» Problem details:
Exclude the images, then return every line below exactly as written.

» Material shown:
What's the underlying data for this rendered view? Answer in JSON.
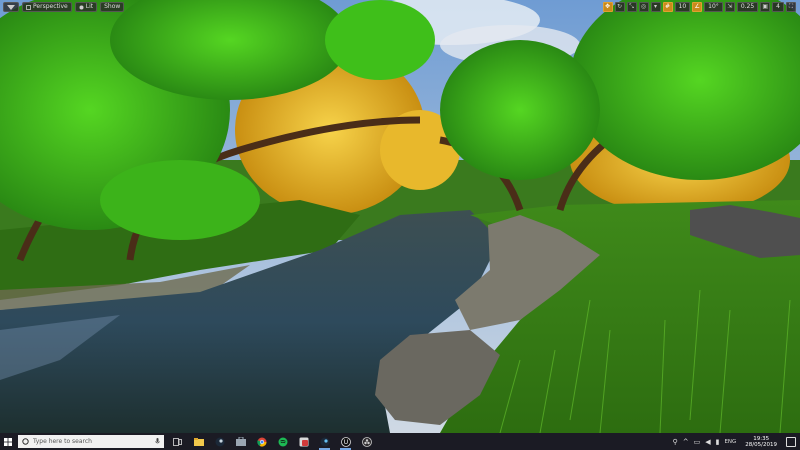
{
  "viewport": {
    "toolbar_left": {
      "perspective_label": "Perspective",
      "lit_label": "Lit",
      "show_label": "Show"
    },
    "toolbar_right": {
      "grid_snap_value": "10",
      "rotation_snap_value": "10°",
      "scale_snap_value": "0.25",
      "camera_speed_value": "4"
    }
  },
  "taskbar": {
    "search_placeholder": "Type here to search",
    "tray": {
      "language": "ENG",
      "time": "19:35",
      "date": "28/05/2019"
    },
    "apps": [
      "file-explorer",
      "steam",
      "store",
      "chrome",
      "spotify",
      "app-red",
      "steam-2",
      "unreal-engine",
      "obs"
    ]
  },
  "colors": {
    "taskbar_bg": "#1b1b24",
    "active_toggle": "#c98a1c",
    "taskbar_active_indicator": "#76a9e6"
  }
}
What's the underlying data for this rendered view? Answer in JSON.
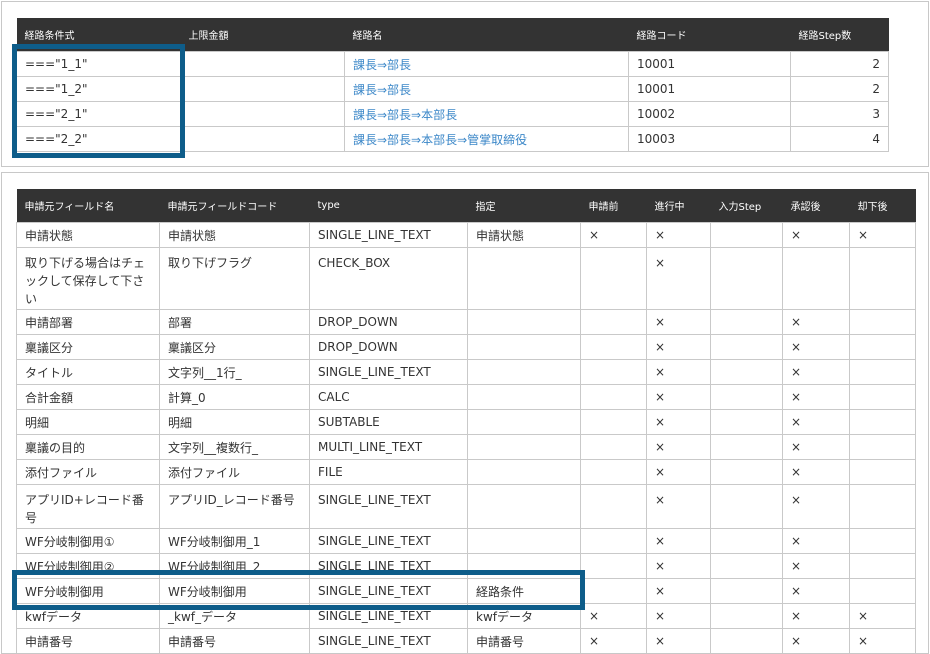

» Answer space:
What's the underlying data for this rendered view? Answer in JSON.
{
  "viewport": {
    "toolbar_left": {
      "perspective_label": "Perspective",
      "lit_label": "Lit",
      "show_label": "Show"
    },
    "toolbar_right": {
      "grid_snap_value": "10",
      "rotation_snap_value": "10°",
      "scale_snap_value": "0.25",
      "camera_speed_value": "4"
    }
  },
  "taskbar": {
    "search_placeholder": "Type here to search",
    "tray": {
      "language": "ENG",
      "time": "19:35",
      "date": "28/05/2019"
    },
    "apps": [
      "file-explorer",
      "steam",
      "store",
      "chrome",
      "spotify",
      "app-red",
      "steam-2",
      "unreal-engine",
      "obs"
    ]
  },
  "colors": {
    "taskbar_bg": "#1b1b24",
    "active_toggle": "#c98a1c",
    "taskbar_active_indicator": "#76a9e6"
  }
}
What's the underlying data for this rendered view? Answer in JSON.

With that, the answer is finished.